• [TRY IT]
Where does the string "Editor" appear in the records? Copy each line that holds it.

Component data from apps and pages:
* * * * * * *

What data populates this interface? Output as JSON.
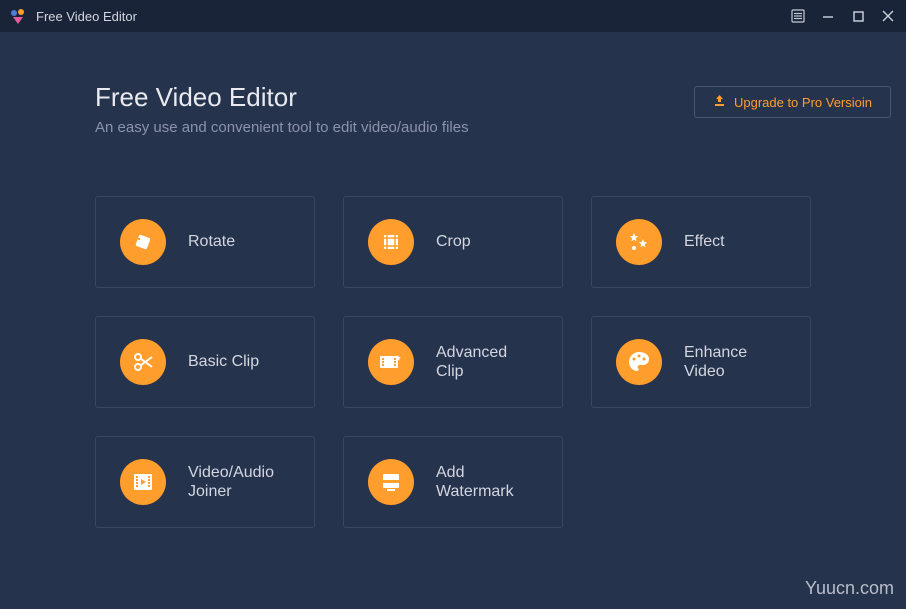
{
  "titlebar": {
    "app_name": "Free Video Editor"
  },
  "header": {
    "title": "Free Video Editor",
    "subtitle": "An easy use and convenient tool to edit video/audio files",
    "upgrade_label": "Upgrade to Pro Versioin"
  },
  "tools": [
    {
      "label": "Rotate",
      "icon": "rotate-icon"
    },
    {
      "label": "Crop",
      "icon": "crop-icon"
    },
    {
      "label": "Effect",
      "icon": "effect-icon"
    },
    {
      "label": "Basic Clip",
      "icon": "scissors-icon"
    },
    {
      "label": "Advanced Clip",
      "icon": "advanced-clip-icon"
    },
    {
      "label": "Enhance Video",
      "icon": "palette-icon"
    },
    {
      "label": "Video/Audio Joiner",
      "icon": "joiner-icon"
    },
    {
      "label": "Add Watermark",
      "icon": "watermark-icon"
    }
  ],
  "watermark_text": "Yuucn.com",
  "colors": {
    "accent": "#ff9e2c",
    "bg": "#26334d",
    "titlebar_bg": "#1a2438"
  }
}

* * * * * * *

• [TASK RESULT]
    "app_name": "Free Video Editor"
    "title": "Free Video Editor",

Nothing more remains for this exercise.